The week of July 20 is Healthy Pregnancy Week at DietsInReview.com.
Yesterday, I shared some interesting research that suggests that Omega-3 fatty acids may be your best defense against Postpartum Depression (PPD). As someone who does not eat seafood, I am guessing there are others like me who would like more options for preventing and overcoming PPD.
Exercise – Physical activity can play a big role in mental health and self-esteem. After pregnancy and childbirth, you may have difficulty recognizing your own body and may not like what you see. Most people suggest waiting six weeks after childbirth before starting exercise, and eight weeks if you had a cesarean section. If you are breastfeeding, you will likely feel more comfortable if you feed your baby before exercising. Exercise will help you lose the baby weight and feel more connected and in charge of your body. If you do not have someone to watch the baby while you are working out, find a gym with child care, workout at home during nap time, or take walks or runs with a stroller.

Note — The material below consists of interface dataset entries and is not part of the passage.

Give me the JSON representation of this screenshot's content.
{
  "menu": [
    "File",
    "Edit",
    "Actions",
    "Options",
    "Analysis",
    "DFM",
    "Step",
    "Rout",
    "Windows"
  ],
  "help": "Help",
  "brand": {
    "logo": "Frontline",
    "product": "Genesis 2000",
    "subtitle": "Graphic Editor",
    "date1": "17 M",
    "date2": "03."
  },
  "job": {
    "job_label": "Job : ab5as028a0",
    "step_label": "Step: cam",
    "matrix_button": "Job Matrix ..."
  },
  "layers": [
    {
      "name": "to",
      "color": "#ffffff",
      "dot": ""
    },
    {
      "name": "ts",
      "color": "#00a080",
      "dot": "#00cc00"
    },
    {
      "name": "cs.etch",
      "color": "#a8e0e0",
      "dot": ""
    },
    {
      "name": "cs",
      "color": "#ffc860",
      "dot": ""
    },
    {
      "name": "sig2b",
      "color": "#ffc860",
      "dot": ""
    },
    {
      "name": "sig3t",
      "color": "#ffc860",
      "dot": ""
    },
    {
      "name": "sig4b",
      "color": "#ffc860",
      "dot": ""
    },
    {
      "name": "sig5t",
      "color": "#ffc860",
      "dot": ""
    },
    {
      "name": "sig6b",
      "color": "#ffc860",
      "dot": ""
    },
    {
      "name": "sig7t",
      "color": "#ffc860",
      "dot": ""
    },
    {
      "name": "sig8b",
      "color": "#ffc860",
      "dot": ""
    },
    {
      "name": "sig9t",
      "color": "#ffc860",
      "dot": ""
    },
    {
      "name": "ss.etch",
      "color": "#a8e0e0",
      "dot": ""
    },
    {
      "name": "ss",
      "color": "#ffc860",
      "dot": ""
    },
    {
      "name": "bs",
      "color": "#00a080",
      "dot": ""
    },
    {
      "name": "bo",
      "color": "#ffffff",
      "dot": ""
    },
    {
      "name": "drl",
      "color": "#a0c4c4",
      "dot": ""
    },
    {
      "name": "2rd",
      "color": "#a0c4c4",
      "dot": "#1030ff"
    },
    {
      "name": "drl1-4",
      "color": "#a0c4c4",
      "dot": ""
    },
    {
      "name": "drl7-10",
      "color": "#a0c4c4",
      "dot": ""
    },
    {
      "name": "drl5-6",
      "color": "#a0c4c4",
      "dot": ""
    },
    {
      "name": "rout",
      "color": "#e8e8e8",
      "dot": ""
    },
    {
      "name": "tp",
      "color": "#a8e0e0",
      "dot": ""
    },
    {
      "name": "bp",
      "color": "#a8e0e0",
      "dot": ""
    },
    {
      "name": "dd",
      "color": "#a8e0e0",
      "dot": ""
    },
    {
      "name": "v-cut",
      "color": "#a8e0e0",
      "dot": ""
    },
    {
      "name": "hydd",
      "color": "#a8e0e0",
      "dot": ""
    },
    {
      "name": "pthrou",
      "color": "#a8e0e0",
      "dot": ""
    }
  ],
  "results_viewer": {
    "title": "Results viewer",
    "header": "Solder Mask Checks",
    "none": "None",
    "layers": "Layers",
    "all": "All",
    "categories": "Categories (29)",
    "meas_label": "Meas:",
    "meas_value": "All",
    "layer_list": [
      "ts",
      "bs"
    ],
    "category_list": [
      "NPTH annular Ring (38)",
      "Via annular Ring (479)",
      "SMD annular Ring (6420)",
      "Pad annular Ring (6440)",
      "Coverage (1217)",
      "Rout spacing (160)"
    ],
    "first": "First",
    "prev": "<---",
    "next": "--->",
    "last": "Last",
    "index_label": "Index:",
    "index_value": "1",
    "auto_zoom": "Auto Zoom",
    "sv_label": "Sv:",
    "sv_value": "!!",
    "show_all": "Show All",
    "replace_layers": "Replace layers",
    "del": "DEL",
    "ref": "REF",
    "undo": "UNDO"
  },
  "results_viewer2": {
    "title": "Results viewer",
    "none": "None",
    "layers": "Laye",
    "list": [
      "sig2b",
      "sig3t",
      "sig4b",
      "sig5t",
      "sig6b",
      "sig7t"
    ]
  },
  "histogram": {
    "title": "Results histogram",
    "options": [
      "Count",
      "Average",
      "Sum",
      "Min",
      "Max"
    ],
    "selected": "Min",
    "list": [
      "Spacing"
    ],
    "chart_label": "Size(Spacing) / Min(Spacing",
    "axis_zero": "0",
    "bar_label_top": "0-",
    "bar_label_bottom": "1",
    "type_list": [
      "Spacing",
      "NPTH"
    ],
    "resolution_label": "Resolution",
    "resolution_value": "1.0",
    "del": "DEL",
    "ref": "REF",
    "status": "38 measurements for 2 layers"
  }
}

Rest – You have heard it before, but I will say it again: sleep when your baby is sleeping. Fatigue can increase depression and a myriad of other ailments. Even a newborn can require a lot of attention and energy. Make sure your physical energy supplies are full by getting as much rest as possible.
Eat well – Another way of building up physical energy reserves is to make sure that you are eating a healthy, balanced diet. If you are breastfeeding you will need extra calories to produce the milk needed for your baby’s nutrition. Eat small meals throughout the day to keep your energy up at all times. Avoid caffeine and alcohol, which can both increase feelings of depression and effect your child if breastfeeding.
Seek the Sun – Sunlight can have a positive effect on your mood. Get outside as much as possible. If it is not warm enough to be outside, keep the curtains open and soak up that vitamin D.
Seek support – Many moms can feel isolated; although they are with a baby almost constantly, newborns are not very interactive. Visit friends and family or have them visit you. Join a mommy group in your community like MOPS or online. You will find understanding, answers, and advice in such communities. If you need help, ask for it. Many family and friends will be happy to be involved and included, even if you’re just asking them to make a meal for you.
If these are not enough and you are still feeling not yourself, seek the support of a mental health professional who can help you through this transition.
July 24th, 2009